• We are maintaining our Hold rating on Overstock shares. We continue to believe in the long-term opportunity for Overstock.com. As with any business that has not reached scale and sustained profits, we believe an investment in Overstock carries a significant amount of risk.
• The company did not include fourth quarter income statement or detail, but rather gave full-year 2005 information. This was due to a change in the way the company accounts for inbound freight. The company is working with its auditors as to how to present the 4Q05 numbers given that it is the quarter in which the change is occurring.
• Overstock's reported full year 2005 revenue of $803.8 million up 63% year/year and a loss per share of $1.29. 4Q05 revenue was $318 million, up 44% year/year, and a loss per share of $0.21. We were expecting 4Q revenue of $332.4 and a loss per share of $0.08 in the quarter.
• Gross margins for the quarter were 15.0%, below our 15.5% expectation. We expect gross margins to continue to expand and rise above 16% by 2007.
• We are lowering our 2006 estimate of revenue from $1.2 billion to $1 billion and lowering our cash EPS estimate from a loss of $0.71 to a loss of $1.05. We are lowering our 2007 EPS estimate to a loss of $0.49.
Today, Overstock.com trades for 3.5x 2006 gross profit, compared to TJMaxx at 2.8x and Amazon at 10x. Amazon and Overstock are not comparable businesses at the moment and we would argue, even at scale, Amazon's model is preferable given the differences in inventory risk in the respective core businesses. Overstock takes real risk with its inventory and Amazon, for the most part, does not. However, a comparison to Amazon does not even maintain relevance at present. Overstock is fighting to attain a level in which its business can become self-funding. The transition from the "grow at any cost" mentality to a more disciplined approach to growth can be and is turning out to be sloppy.

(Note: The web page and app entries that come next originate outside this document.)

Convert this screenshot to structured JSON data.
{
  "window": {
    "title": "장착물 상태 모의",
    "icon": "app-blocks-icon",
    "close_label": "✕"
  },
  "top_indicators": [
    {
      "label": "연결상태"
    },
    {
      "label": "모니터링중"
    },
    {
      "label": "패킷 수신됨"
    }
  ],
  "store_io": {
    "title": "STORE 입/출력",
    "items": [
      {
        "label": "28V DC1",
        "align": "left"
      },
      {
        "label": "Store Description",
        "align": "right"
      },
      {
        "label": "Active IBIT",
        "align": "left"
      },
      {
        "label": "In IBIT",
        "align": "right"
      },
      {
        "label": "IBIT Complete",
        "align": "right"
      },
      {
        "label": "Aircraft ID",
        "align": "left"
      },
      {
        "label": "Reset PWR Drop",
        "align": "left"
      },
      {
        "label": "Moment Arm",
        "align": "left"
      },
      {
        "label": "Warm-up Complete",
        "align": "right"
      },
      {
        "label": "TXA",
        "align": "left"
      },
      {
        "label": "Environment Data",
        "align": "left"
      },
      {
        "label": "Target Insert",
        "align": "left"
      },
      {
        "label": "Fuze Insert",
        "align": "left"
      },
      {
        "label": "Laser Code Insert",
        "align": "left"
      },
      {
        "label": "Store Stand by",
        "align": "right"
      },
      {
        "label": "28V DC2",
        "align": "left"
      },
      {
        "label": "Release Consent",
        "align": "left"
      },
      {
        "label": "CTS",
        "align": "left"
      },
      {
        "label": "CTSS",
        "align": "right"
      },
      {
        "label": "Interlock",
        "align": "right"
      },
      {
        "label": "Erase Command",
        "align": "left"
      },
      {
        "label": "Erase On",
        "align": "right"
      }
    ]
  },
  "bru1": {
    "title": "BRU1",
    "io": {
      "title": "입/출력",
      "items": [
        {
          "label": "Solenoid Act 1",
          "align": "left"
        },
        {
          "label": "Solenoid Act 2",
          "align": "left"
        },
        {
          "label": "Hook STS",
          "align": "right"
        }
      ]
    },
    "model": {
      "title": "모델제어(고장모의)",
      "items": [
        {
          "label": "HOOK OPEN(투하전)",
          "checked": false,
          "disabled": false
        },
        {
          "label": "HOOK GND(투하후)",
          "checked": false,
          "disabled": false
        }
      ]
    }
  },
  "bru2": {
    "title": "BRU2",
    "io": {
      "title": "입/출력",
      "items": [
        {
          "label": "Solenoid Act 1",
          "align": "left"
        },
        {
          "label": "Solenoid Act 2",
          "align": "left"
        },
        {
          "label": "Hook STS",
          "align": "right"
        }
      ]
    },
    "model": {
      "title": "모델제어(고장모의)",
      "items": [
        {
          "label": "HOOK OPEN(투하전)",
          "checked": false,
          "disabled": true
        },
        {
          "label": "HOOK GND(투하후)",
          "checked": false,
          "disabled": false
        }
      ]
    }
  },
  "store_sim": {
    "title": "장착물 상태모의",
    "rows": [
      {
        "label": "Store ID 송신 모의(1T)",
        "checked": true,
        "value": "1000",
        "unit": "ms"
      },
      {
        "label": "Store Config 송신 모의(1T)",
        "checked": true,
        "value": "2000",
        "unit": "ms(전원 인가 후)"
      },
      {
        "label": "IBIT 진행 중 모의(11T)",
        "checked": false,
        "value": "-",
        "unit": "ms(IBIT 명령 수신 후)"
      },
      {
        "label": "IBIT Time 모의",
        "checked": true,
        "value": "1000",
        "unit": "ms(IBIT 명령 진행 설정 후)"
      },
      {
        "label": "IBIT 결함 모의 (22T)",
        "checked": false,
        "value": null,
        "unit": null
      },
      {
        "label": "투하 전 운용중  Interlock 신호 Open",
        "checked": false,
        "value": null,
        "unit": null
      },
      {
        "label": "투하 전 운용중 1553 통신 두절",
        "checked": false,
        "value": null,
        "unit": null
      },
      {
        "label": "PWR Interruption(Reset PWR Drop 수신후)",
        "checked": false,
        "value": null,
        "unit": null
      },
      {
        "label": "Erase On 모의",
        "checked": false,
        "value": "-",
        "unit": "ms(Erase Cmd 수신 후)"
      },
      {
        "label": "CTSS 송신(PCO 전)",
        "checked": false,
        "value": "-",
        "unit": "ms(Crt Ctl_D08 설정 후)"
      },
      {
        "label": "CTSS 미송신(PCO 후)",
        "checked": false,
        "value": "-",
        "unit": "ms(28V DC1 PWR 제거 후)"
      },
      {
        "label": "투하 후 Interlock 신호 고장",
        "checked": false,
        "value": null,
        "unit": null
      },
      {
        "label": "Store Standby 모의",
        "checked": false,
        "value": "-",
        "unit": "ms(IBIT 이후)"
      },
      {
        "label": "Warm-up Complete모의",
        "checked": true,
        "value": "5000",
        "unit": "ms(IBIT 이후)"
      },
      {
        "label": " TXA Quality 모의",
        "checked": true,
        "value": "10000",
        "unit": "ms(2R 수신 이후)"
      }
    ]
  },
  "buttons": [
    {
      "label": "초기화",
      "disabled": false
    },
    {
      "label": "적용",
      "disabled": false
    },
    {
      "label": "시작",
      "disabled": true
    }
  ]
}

That said, Overstock today trades at a 25% premium to TJMaxx on a multiple of gross profit which we believe to be a fair multiple differential given the differences in the stages of maturity. We believe Overstock has both execution risk and liquidity risk; however, if the company makes it through this transition we think the shares would prove to be undervalued.
Given the way discount rates account for the two aforementioned risks, we believe the shares to be fairly valued at current levels. We continue to monitor cash ($112 million), inventory ($92 million w/ a 5% reserve), and cash flow ($-6 million from ops and $-44 million in capex in 2005) against revenue growth (24% in 2006), gross profit margin (15.6% in 2006), and sales and marketing (8% in 2006). As with any business that has not reached scale and sustained profits, an investment in Overstock carries a significant amount of risk, in our view.